Up to 300 jobs risk axe as Cooper Tires looks to shift production
Cooper Tires is threatening to axe up to 300 manufacturing jobs at its site in Wiltshire in what union representatives said would be a “major blow” to the local economy.
Cooper Tires informed staff during a mass meeting on Wednesday that it was exploring whether to halt light vehicle tyre production at its Melksham site in Wiltshire over a 10-month period.
It would mean letting go of a significant portion of its workforce to shift production to a different site.
“Subject to consultation, light vehicle tyres currently produced in Melksham may be obtained by Cooper Tire Europe from other sites within Cooper’s global manufacturing footprint to meet customer needs,” the company said.
“The goal of the proposed change is to ensure Cooper Tire Europe is best placed for future success in a cost-competitive, globalised environment,” Cooper Tires added.
Cooper Tires is one of Melksham’s biggest employers, with about 700 workers producing tyres for cars, motorbikes and racing cars.
Unite the union said the near-300 job cuts are expected to impact the car tyre side of the business, which the union said has been impacted by the dumping of cheap tyres from countries like China.
The company said it was launching a consultation period with staff over the move.
Unite regional officer Tony Hulbert, said: “These proposed job losses will be a ‘hammer blow’ for the Coopers workforce and the community, sending shockwaves through the local economy.
“Unite will be doing everything it can to support our members through this difficult time.
“In the coming days and weeks Unite will be scrutinising the business case for these proposed job cuts and fighting for every job to minimise the number of redundancies.
“Unite will also be pressing bosses for guarantees of no compulsory redundancies.”
Jaap van Wessum, general manager of Cooper Tire Europe, said the factory may be too old to modernise for future production plans.
“Unfortunately, the Melksham site is an older, smaller facility that does not offer economies of scale and it is the highest cost facility in the global Cooper network.
“Due to facility age and location in the centre of town, it is our current view, subject to consultation, that it is not economically feasible to modernise or expand there for light vehicle tyre production.”
But Mr van Wessum stressed that it would not mean leaving Wiltshire entirely.
“It is important to underscore that if we ultimately cease light vehicle tyre production in Melksham, Cooper is not leaving the Melksham community.
“It is the home of Cooper Tire Europe’s headquarters, sales and marketing offices, Europe Technical Centre, and materials business.
“We plan to continue manufacturing specialised motorsports and motorcycle tyres at the Melksham plant.

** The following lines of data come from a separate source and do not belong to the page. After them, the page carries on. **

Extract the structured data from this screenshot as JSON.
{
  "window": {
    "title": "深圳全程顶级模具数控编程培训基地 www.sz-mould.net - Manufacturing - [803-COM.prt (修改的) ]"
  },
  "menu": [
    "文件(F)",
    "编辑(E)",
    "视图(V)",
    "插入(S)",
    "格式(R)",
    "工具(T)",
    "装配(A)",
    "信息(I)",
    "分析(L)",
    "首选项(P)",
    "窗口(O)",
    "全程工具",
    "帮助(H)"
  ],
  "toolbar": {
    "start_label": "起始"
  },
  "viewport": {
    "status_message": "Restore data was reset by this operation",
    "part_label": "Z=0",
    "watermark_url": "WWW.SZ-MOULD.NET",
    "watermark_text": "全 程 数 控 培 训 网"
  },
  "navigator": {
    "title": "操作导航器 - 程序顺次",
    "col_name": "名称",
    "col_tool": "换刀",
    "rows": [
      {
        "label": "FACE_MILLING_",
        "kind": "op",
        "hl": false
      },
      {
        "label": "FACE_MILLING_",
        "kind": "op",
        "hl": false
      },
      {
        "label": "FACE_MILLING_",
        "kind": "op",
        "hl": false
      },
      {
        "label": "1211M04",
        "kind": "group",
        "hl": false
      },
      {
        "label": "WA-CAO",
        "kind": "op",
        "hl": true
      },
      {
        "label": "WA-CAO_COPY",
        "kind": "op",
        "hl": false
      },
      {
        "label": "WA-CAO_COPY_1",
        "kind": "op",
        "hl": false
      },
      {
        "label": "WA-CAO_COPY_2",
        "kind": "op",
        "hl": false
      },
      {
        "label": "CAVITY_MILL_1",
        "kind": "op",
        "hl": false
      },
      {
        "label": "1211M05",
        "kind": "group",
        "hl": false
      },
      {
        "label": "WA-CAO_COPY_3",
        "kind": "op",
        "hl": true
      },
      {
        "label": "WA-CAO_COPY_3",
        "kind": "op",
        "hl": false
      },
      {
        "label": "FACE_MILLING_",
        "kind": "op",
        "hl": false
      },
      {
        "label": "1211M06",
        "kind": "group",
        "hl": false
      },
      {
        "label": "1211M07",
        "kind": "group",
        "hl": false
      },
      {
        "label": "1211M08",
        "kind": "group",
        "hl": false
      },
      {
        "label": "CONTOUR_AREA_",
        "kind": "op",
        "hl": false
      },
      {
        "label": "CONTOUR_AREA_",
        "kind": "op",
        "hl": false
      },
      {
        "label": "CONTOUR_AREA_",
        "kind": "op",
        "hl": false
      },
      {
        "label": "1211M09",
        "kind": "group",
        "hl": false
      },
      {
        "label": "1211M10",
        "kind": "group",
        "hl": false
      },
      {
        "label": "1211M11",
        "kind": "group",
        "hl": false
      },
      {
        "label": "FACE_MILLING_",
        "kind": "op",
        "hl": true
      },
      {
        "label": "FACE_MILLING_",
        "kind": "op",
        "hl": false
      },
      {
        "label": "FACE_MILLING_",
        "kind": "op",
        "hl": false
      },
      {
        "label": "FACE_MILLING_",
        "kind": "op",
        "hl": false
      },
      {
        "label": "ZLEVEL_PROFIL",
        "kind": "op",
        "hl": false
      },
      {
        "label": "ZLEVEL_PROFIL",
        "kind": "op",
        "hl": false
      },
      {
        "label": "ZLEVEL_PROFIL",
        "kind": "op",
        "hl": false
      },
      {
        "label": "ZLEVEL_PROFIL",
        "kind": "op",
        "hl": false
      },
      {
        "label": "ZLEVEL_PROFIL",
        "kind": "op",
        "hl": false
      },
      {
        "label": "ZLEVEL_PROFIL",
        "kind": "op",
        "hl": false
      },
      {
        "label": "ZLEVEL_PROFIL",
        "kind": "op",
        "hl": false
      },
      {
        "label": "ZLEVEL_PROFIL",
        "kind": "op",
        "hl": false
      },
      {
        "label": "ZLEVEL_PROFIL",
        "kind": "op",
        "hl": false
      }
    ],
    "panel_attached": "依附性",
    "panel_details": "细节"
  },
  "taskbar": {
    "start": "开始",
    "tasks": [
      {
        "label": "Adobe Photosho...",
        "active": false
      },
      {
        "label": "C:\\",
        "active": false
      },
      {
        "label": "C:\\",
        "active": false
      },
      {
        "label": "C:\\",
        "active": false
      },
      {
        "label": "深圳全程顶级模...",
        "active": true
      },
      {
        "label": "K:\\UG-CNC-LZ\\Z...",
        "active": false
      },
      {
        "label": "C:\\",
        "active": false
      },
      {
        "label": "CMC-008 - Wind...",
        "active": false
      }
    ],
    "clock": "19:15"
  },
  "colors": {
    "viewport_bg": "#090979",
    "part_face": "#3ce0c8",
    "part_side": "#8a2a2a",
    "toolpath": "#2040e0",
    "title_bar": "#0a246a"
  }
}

If redundancies occur, Cooper Tire Europe will still employ hundreds locally and continue to honour its existing obligations.”